SNYDER: This is one more reason why it's very important we have a free press. When you are facing a constitutional crisis with unprecedented problems, it's a very good thing we're free to discuss it. One unprecedented problem is that a foreign nation interfered in our elections, interfered directly in our sovereignty. We are still getting used to that. We need the press to be able to talk about that. Second unprecedented problem, the notion of a President pardoning

himself, which is a little bit like borrowing money from yourself. It doesn't make that much sense to me. But it's clearly the first step towards a constitutional crisis and without the press and without the lawyers talking in the free press, we will have no idea how to deal with that.

CABRERA: Timothy Snyder, thank you so much for joining us. Really appreciate it.

Coming up, the President and the first lady aren't known for public displays of affection, but things seem to be warming up. We will have the details next.

First it all started with broken luggage at the airport and now these two entrepreneurs are building a travel brand millennials seem to love. But the trip isn't without challenges.

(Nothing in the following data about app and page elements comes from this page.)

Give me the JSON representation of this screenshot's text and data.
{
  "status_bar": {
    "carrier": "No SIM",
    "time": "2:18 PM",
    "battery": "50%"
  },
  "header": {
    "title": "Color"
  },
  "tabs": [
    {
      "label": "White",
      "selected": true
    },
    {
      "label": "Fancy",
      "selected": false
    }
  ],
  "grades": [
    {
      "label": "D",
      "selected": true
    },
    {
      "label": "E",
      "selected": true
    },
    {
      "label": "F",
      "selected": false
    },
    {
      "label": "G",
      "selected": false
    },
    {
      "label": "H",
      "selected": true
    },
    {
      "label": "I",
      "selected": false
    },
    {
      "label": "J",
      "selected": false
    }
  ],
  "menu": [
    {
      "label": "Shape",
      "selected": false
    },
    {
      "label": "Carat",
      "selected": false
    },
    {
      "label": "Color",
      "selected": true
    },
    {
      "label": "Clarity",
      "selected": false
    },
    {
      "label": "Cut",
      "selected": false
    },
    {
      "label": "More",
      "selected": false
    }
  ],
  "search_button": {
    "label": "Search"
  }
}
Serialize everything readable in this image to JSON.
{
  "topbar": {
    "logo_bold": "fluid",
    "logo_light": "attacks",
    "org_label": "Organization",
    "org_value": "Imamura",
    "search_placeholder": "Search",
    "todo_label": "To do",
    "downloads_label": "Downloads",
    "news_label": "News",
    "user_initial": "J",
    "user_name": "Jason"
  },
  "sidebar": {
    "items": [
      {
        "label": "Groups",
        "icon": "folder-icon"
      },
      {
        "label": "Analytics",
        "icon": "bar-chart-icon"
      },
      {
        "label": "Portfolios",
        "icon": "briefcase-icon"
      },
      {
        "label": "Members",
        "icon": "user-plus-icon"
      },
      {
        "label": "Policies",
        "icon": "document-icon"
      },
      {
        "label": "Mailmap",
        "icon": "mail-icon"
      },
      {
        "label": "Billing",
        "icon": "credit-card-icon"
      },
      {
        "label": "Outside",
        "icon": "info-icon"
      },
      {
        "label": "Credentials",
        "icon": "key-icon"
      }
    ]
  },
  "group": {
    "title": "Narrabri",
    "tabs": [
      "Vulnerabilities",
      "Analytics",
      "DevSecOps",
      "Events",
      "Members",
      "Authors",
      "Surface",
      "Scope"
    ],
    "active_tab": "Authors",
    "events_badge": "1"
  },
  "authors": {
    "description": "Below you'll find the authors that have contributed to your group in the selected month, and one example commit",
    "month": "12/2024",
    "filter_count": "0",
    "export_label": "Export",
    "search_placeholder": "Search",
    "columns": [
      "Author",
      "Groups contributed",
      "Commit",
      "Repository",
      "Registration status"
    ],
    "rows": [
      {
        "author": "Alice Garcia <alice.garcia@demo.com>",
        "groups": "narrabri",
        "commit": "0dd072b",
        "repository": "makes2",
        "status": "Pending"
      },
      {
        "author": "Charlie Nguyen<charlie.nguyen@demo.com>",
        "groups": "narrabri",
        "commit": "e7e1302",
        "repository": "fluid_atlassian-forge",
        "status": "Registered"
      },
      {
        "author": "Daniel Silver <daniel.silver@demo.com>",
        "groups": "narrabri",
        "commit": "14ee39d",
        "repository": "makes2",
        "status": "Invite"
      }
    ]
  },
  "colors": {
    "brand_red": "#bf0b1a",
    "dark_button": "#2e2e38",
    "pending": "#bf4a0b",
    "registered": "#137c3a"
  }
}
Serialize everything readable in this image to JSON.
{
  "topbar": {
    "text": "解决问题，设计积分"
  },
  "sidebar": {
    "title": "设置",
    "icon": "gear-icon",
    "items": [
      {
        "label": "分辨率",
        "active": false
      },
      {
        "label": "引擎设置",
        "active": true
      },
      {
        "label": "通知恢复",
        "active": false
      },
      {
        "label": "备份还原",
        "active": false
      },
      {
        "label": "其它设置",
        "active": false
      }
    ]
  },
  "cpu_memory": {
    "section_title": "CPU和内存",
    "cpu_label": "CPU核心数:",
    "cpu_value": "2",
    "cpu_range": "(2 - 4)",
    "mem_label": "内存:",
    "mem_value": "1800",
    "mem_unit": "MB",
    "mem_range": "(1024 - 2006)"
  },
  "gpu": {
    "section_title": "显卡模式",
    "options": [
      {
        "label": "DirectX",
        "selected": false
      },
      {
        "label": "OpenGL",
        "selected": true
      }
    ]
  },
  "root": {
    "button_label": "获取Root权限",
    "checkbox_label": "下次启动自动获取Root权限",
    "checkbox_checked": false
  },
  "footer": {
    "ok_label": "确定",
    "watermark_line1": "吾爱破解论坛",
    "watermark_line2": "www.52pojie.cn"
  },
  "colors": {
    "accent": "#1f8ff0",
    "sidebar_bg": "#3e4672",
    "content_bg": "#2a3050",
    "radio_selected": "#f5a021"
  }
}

UNIDENTIFIED FEMALE: Our first product, the suitcase, came from a personal pain point. So my luggage broke. I was at the airport and all of my clothes just spilled out everywhere.

UNIDENTIFIED FEMALE: And she called me to explain and she started being like, you know, why isn't there a brand that makes really high quality products that's not going to break and that doesn't cost more than the trip I'm taking it on.

We surveyed hundreds and hundreds of people who could potentially be our customers and that really drove the design. The suitcase has a hard shell, really durable zippers, perfect wheels, and the phone charger in the carry on.

We have had so many failures with the way we've under amend our growth potential so many times and then we are completely out of inventory. Early on we didn't have a totally dialed interview process. We ended upbringing a few people on to the team who weren't the right fit.

UNIDENTIFIED FEMALE: We have built something and are now responsible for all of these peoples' lively hoods. That kind of responsibility is really overwhelming at times, but it's also what inspires us to keep the company growing.



[16:57:31] CABRERA: The President and the first lady were quite affectionate with each other this week at the White House opioid event. They exchanged warm smiles. There was some back touching. There was even kissing.

Here is our Jeannie Moos.

(BEGIN VIDEOTAPE) JEANNIE MOOS, CNN CORRESPONDENT (voice-over): The President and first lady were all smiles at each other. No big deal, you say in well, have you seen Melania un-smile after her husband turned his back at the inauguration. But as the first lady added some empathy to the opioid announcement, she and the President repeatedly exchanged smiles. He patted her back.


MOOS: Again the proud smile, the exchanged glance.

M. TRUMP: I'm so proud to support him today.

MOOS: And then the outstretched arms, the warm kiss on the cheek and some nuzzling, another kiss, a pat. And just when you thought it was over, a lingering gaze and a nod and another touch.

This was a Presidential PDA never before seen in this administration. Usually comedians are making fun of body language like the Trump's marital handshake.

M. TRUMP: Donald Trump.

UNIDENTIFIED MALE: He shut her down like a robot from west -- you can go sit down.

MOOS: And if it wasn't the handshake, it was the infamous hand swat.

Steven Colbert's late show then added its own handy work. This cat and mouse hand play has now given way to him touching her back and her reciprocating the gesture. Melania still looked like a model, but not a mannequin.

Jeannie Moos, CNN, New York.


CABRERA: We are live in the CNN NEWSROOM. Thanks for spending part of your weekend with us. I'm Ana Cabrera in New York.

No comment. That's the official response from the White House to a landmark moment in the Trump Russia saga as reported first right here on CNN.

A federal grand jury in Washington has now approved the first charges in the investigation led by special counsel Robert Mueller. Plans have also been made for anyone charged to be taken in the custody as soon as --